They promised to bring efficiency. Instead they have brought unsustainable levels of debt that, one way or another, the public will have to redeem. Researchers at Greenwich University say that in the past decade, the nine companies have made £18.8 billion of post-tax profits. Far from using the money to make the water system better, they have paid out £18.1 billion in dividends, and financed investment through loading £42 billion of debt on to consumers.

The university estimates the English are paying £2.3 billion more a year in water and sewerage bills than if the utility companies had remained in state ownership. These costs might have been bearable in good times, but as the Brexit-induced fall in the pound pushes real wages back down again, the prices of water, gas and electricity are bound to be political issues. Customers may not be overly keen to subsidise shareholders and lavishly overpaid managers.

I am not surprised that the Conservatives haven’t joined Labour in demanding the renationalisation of the water industry. It would cost about £70 billion, and in any case, Tories don’t nationalise. But why, after the Macquarie shambles, aren’t ministers and the regulators saying that secretive private equity and Middle East funds should not be allowed to control utilities? Why have they allowed Macquarie to move to the National Grid’s gas division? Ofwat is huffing that it has got tough, but it imposes no penalties on managers who break their commitments. After loading Thames Water with debt and flooding the Thames Valley with excrement, its then boss, the unimprovably named Martin Baggs, bagged a 60 per cent pay rise in 2015.
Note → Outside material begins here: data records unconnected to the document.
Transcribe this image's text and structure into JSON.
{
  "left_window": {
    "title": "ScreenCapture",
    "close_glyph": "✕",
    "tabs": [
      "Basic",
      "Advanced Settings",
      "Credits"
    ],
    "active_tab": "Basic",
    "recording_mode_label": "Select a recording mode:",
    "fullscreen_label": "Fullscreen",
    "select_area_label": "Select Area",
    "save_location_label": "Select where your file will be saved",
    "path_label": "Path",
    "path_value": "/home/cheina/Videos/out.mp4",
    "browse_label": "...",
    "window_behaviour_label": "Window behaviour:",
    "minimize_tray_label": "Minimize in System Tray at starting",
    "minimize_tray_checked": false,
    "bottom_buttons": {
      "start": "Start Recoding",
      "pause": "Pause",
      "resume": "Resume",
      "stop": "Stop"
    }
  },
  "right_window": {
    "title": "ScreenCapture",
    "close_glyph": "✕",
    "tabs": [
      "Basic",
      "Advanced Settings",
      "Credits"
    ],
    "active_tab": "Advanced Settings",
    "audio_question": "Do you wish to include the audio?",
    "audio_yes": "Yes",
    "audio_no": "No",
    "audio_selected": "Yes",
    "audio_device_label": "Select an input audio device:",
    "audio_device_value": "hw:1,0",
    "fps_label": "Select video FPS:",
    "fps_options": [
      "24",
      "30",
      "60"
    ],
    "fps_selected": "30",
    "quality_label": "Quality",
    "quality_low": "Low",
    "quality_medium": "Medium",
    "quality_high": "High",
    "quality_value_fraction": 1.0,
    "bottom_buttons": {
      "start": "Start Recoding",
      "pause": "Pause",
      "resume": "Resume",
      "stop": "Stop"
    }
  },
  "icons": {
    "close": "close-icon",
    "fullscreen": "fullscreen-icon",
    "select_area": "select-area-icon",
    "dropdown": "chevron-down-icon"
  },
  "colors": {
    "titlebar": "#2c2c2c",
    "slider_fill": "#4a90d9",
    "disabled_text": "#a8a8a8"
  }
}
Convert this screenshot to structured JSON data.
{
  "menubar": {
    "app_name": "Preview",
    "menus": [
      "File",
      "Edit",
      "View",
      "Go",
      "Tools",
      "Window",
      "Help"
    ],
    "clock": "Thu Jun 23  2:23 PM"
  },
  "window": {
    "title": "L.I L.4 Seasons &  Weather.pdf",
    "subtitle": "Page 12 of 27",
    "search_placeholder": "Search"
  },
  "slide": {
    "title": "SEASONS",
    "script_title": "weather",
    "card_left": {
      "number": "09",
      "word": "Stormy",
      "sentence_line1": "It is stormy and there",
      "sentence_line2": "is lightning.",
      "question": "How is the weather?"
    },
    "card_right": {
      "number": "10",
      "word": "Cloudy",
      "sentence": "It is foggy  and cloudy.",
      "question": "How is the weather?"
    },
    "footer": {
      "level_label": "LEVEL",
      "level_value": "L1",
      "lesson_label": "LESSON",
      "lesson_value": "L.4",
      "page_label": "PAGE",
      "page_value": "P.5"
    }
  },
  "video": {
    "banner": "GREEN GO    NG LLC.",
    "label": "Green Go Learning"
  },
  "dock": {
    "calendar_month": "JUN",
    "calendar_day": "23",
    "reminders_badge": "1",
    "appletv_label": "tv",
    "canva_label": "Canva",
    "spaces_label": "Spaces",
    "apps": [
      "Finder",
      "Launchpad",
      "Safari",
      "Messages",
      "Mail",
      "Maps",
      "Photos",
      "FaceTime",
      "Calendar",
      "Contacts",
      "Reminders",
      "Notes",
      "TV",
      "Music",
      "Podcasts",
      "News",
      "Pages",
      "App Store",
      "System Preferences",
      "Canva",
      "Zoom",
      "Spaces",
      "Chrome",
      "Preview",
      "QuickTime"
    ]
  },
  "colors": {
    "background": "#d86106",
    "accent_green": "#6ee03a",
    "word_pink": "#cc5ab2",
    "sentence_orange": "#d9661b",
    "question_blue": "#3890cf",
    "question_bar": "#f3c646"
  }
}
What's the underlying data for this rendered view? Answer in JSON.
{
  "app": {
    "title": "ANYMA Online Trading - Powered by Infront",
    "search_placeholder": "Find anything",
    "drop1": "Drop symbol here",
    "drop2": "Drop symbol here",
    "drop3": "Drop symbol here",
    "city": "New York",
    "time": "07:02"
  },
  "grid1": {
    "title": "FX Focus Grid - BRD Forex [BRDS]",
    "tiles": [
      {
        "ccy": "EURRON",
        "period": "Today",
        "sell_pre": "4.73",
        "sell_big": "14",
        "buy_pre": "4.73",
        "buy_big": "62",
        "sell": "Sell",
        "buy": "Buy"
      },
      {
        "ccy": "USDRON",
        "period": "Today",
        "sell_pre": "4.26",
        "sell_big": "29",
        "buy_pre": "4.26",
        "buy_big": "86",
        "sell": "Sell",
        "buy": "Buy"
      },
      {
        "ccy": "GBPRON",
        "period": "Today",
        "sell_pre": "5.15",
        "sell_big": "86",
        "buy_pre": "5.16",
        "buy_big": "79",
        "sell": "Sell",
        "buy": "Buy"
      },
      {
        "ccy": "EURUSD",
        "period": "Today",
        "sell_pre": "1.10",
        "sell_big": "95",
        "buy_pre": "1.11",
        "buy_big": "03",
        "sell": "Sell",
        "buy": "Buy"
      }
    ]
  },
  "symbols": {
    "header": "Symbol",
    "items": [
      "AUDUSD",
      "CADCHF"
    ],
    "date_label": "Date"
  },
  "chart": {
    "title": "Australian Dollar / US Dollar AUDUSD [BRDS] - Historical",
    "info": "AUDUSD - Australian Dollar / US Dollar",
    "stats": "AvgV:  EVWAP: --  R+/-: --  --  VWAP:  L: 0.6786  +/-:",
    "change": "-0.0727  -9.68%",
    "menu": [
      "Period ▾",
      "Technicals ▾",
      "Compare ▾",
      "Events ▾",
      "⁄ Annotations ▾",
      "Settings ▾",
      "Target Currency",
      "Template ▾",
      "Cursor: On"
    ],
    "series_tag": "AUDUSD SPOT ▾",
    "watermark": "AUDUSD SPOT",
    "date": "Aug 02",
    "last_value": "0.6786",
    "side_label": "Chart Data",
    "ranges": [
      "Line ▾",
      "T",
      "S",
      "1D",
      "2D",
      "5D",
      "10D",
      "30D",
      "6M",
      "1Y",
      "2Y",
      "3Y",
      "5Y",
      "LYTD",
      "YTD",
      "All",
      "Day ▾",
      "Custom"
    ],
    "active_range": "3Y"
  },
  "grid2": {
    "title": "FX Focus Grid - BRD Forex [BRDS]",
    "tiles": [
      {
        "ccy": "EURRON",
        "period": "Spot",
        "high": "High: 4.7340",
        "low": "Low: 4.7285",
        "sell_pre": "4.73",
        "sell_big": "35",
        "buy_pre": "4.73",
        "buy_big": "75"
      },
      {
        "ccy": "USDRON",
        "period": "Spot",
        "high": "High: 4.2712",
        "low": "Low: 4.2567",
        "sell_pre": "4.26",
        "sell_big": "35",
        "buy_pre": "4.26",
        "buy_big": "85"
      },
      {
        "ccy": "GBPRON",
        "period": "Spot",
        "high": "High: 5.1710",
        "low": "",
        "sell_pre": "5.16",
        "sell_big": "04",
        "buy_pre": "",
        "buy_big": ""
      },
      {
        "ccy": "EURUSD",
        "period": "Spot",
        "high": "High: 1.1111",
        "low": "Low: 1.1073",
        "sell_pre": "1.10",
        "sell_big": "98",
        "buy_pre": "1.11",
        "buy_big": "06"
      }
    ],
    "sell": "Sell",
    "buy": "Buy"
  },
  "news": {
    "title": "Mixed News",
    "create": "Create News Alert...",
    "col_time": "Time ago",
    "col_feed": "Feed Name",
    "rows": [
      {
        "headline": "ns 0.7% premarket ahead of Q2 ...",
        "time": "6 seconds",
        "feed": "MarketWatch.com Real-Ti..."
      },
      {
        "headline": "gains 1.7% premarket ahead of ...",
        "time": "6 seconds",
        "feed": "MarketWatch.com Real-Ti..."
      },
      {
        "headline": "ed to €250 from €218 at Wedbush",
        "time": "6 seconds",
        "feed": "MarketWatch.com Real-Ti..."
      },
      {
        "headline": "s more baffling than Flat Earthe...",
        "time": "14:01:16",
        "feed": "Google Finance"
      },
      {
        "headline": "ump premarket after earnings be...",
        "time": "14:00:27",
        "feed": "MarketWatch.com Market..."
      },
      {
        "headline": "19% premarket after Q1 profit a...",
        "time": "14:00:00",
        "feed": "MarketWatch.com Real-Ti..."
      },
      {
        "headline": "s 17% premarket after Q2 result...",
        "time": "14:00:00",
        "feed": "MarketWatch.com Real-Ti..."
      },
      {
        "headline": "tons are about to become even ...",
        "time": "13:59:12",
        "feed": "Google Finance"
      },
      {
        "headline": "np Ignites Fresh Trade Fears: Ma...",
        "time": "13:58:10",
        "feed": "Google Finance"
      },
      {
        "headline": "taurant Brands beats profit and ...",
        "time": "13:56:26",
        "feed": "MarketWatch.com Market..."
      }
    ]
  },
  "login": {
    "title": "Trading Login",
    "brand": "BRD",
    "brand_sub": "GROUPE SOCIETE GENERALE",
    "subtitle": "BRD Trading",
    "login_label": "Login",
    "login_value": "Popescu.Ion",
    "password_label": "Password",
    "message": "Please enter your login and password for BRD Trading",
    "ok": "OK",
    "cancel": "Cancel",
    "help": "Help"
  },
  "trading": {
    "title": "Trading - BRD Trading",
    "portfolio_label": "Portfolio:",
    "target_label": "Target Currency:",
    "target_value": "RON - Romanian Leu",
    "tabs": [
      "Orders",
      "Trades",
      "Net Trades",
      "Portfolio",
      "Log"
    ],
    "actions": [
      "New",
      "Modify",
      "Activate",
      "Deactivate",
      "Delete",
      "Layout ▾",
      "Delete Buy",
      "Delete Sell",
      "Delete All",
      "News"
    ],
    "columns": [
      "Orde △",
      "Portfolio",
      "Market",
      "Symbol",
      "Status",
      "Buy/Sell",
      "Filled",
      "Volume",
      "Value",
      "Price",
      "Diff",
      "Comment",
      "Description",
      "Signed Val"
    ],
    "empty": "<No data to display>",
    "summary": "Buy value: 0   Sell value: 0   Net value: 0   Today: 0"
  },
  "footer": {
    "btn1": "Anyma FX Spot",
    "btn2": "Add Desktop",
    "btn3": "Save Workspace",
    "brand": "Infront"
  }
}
Conservatives claim to believe in the free market. If they did, they would view monopolies as Adam Smith viewed them — as conspiracies against the public interest. They would not care whether the monopolies were public or private. Both give consumers no choice. Both can put their customers’ interests last. But to the Tory mind, a distinction without a difference makes all the difference.

Because water companies are private monopolies, politicians and regulators back away from confronting them with the necessary anger and vigour. If a nationalised industry behaved as Thames Water has, they would be outraged. As it is, the mere fact that the monopolies are private is enough to persuade politicians to stand aside and let a scandal grow. No one will be more surprised than them when it explodes.”

https://www.spectator.co.uk/2017/09/even-the-tories-should-admit-that-its-time-to-renationalise-the-water-companies/